Ben Winkelman Trio, The Salon, MRC, Melbourne, 11 March 2016 at 7pm

winkelman-front-cover_300x

It began in Perth, jumped to Portland and tonight the Ben Winkelman Trio National Tour 2016 arrives at Melbourne Recital Centre for a Melbourne Jazz Co-operative gig at 7pm.

The tour, which takes in eight other cities after tonight, will launch the pianist / composer’s fourth album, The Knife, released in Australia this month on Jazzhead. Ben Vanderwal will be at the drum kit for the tour, replacing Eric Doob. Sam Anning, recently returned from a long stint in New York, is on acoustic bass.

The album’s 13 Winkelman originals, recorded at Sear Sound in New York, were inspired by the highs and lows of adjusting to life in that city and reflect the composer’s interests in Cuban, Brazilian and gospel music, “odd meter claves and through-composed miniatures”.

A Melburnian who has been living in New York since 2010, Winkelman has an impressive discography — Odysseys was a 2010 AIR Award nominee for Best Independent Jazz Release, The Spanish Tinge won the 2007 AIR Award in that category and Stomps, Pieces & Variations was nominated in the 2006 Australian Jazz bell Awards.

Click here to book $30 & $25 concessions.

Moreland City Band

Scott Tinkler at the helm of Moreland City Band.

Fleming Park Festival, 11am – 6pm on Sunday 13 March 2016, corner Albert and Cross streets, East Brunswick

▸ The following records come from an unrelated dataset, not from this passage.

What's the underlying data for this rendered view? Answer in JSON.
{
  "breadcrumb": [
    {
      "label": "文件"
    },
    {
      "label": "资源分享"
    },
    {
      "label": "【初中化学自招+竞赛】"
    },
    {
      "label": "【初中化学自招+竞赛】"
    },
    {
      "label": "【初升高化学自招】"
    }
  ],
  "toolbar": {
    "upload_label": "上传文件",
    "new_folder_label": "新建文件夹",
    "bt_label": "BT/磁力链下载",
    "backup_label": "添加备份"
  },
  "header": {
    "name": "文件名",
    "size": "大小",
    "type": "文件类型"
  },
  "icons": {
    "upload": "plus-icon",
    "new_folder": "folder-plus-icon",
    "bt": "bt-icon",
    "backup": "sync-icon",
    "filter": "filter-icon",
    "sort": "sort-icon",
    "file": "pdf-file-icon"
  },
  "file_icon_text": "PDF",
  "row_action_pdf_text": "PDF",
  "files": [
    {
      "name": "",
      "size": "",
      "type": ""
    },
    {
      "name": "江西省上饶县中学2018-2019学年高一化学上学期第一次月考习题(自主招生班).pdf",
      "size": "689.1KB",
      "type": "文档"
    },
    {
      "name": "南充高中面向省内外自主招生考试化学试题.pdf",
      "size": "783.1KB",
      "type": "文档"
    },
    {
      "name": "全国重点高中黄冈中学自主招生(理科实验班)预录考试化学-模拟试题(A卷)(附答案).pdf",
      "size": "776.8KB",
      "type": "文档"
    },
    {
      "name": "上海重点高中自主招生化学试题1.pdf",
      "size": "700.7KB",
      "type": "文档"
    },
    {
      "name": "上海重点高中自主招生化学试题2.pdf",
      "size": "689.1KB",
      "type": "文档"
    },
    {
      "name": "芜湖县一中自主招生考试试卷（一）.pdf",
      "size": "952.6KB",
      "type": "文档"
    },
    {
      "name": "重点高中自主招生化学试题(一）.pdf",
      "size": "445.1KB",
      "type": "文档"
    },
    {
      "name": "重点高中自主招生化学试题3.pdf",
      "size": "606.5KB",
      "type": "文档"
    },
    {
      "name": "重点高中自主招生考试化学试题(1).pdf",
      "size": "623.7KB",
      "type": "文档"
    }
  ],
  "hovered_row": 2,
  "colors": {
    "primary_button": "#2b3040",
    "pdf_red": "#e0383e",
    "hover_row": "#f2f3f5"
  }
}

Fleming Park is the place to be on Sunday as the Moreland City Band presents a day of live music, plus an African drumming workshop with Ray Pereira and the chance to try out in lacrosse sessions with Moreland Lacrosse Club.

The music on offer includes The Immortal Horns, Andrew Murray’s ATM15, Big Band Frequency, Moreland City Bands, JC Little Big Band, Beyond the Bathroom Choir.

There will be food stalls, a barbecue, a licensed bar, cakes and activities for kids.

This is a free community event supported by Moreland City Council, Moreland Lacrosse Club and Andra Jackson.

ROGER MITCHELL